Records excerpted from a collection
Content starts
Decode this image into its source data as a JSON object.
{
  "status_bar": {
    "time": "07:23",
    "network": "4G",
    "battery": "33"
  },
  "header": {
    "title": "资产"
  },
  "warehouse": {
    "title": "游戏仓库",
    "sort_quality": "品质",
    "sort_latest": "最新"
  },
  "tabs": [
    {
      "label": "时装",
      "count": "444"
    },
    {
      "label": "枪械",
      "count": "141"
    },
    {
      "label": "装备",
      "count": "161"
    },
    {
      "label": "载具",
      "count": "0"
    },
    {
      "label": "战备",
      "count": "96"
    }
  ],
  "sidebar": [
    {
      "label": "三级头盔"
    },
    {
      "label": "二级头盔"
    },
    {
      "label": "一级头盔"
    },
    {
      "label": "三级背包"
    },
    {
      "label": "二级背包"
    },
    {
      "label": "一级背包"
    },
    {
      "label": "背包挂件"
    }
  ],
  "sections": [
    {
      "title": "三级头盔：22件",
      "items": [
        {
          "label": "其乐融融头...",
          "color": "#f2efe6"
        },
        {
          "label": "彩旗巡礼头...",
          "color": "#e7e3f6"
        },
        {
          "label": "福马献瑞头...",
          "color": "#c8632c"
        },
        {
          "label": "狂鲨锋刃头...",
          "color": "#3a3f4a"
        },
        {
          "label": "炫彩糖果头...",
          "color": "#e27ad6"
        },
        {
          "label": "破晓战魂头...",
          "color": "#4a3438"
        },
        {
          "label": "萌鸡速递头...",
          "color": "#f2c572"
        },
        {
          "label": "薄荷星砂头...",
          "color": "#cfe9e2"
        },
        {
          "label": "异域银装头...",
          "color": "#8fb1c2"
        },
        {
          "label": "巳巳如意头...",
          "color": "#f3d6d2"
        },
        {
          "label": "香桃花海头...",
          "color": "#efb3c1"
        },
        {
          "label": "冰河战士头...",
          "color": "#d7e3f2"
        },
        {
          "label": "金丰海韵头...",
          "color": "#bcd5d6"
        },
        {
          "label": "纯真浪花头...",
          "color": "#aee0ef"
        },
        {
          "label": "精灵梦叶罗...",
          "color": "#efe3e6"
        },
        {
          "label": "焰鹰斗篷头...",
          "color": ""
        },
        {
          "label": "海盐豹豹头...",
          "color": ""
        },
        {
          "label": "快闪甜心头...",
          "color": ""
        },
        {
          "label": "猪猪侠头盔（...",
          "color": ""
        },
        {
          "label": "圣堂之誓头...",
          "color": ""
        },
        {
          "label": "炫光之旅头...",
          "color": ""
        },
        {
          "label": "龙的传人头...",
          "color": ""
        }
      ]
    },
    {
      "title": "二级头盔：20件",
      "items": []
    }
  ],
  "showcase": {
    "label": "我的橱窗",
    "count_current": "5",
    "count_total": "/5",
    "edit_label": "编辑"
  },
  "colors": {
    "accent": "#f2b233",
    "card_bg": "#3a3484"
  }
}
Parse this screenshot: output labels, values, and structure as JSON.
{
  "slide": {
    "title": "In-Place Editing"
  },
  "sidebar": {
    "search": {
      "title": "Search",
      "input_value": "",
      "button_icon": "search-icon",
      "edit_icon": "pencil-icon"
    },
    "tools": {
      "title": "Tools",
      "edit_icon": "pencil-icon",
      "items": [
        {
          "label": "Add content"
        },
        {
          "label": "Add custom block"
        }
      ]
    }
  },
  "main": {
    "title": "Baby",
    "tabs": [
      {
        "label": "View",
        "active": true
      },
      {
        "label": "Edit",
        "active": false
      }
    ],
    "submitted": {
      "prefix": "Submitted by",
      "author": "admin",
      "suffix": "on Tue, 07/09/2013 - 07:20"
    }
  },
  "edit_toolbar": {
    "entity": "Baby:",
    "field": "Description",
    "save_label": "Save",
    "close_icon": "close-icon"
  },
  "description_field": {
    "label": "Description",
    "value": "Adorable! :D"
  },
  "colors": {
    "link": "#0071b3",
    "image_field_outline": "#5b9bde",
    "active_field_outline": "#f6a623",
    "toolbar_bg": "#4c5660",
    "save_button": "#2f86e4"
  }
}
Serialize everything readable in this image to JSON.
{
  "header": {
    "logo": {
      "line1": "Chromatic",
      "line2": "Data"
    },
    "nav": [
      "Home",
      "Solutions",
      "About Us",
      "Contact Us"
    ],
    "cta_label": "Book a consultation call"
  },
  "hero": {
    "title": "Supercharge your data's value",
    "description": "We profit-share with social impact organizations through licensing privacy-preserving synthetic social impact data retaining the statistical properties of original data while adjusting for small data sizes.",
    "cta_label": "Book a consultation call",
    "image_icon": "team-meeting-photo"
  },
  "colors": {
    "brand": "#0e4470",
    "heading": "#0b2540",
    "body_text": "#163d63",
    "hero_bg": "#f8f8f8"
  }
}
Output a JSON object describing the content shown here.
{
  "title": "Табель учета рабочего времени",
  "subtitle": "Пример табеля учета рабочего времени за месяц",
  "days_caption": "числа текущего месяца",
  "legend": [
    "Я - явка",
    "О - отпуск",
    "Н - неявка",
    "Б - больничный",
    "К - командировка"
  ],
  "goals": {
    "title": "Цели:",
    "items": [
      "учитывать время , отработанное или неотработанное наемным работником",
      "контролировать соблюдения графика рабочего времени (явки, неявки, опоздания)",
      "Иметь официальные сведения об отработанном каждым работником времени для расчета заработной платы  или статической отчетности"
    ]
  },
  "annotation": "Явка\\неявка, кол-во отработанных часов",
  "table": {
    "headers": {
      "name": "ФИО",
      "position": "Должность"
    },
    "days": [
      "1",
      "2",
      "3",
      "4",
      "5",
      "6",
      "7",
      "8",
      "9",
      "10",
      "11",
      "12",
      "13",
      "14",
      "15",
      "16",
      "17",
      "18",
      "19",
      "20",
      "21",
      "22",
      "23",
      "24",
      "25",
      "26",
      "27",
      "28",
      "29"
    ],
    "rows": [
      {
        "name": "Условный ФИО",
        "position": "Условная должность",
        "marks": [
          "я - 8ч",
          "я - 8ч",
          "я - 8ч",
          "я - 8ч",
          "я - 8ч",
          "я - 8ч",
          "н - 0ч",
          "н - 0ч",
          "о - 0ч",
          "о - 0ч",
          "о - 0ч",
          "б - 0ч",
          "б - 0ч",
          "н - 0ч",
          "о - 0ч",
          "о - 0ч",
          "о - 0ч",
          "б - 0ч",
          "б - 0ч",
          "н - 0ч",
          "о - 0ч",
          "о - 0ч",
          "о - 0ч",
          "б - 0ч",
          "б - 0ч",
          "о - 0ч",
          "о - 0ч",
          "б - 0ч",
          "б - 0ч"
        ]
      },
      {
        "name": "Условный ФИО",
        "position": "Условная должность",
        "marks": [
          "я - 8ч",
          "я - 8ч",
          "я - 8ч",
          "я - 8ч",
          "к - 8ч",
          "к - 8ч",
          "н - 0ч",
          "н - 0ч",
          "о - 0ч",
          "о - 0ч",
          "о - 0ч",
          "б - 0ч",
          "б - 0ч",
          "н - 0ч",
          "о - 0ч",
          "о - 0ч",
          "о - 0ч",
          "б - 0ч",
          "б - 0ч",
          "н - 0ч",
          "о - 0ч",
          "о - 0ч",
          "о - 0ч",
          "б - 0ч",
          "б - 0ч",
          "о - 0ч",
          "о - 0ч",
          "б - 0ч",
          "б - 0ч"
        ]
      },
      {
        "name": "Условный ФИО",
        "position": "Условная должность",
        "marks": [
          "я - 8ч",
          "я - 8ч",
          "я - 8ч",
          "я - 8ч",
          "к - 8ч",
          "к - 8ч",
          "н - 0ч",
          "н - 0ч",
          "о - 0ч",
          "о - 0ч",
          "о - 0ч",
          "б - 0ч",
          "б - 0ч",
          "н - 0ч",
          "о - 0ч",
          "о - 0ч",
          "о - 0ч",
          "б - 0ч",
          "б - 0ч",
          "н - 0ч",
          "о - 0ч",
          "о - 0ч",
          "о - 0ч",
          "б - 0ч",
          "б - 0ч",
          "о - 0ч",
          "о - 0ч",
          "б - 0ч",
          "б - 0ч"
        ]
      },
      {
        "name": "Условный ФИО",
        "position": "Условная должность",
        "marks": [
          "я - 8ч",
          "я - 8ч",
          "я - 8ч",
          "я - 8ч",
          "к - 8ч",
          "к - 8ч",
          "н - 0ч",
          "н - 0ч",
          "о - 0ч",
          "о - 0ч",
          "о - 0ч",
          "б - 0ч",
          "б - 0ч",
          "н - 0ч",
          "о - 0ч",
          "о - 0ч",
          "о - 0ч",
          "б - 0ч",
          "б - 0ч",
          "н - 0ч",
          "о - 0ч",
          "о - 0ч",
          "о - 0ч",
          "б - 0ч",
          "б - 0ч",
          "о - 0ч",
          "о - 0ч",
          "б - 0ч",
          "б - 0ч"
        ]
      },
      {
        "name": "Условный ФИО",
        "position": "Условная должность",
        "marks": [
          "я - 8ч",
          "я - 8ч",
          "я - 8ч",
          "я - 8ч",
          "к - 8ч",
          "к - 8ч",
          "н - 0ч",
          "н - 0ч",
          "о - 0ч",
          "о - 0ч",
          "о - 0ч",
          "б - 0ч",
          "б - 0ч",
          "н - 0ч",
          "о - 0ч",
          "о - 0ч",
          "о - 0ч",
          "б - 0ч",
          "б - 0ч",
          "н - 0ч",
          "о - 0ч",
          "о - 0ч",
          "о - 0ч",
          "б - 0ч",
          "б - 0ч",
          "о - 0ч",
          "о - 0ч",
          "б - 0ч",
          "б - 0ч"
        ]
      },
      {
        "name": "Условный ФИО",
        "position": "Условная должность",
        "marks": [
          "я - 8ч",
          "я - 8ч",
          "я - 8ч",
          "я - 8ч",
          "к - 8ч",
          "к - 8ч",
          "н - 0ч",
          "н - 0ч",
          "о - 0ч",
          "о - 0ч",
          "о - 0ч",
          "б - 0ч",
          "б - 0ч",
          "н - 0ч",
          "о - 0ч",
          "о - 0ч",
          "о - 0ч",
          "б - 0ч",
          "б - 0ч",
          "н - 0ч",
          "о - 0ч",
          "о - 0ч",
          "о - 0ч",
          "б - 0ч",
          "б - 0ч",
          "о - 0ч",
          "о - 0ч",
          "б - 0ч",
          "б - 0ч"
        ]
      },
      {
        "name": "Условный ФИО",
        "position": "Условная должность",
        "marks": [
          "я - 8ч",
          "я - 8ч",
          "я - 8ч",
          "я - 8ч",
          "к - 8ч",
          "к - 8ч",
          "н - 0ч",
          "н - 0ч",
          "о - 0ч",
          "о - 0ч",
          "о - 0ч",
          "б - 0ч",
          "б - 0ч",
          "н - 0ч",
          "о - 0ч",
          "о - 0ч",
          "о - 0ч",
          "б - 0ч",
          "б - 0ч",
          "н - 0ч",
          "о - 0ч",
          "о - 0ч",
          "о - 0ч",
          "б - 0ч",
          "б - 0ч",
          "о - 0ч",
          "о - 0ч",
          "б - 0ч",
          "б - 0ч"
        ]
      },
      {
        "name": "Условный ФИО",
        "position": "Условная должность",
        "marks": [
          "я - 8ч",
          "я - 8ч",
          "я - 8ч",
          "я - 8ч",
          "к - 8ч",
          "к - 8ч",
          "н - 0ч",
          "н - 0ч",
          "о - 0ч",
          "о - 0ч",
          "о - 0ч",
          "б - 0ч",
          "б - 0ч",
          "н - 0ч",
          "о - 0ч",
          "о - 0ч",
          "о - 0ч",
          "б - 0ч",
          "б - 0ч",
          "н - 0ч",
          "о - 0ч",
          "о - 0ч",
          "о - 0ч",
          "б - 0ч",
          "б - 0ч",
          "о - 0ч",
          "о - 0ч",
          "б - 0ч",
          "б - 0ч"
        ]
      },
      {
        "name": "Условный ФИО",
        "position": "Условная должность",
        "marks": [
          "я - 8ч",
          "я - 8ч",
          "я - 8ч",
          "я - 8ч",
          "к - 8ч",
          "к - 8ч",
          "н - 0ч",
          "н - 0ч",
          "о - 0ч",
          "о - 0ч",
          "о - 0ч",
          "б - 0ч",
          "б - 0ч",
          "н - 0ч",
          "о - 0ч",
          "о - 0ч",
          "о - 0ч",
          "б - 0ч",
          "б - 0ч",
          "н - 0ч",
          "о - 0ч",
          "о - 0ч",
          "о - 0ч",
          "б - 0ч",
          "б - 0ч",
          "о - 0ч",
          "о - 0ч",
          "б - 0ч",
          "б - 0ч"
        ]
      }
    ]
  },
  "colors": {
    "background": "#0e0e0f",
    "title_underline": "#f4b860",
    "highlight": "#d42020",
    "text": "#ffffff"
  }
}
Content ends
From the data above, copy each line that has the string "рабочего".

  "title": "Табель учета рабочего времени",
  "subtitle": "Пример табеля учета рабочего времени за месяц",
      "контролировать соблюдения графика рабочего времени (явки, неявки, опоздания)",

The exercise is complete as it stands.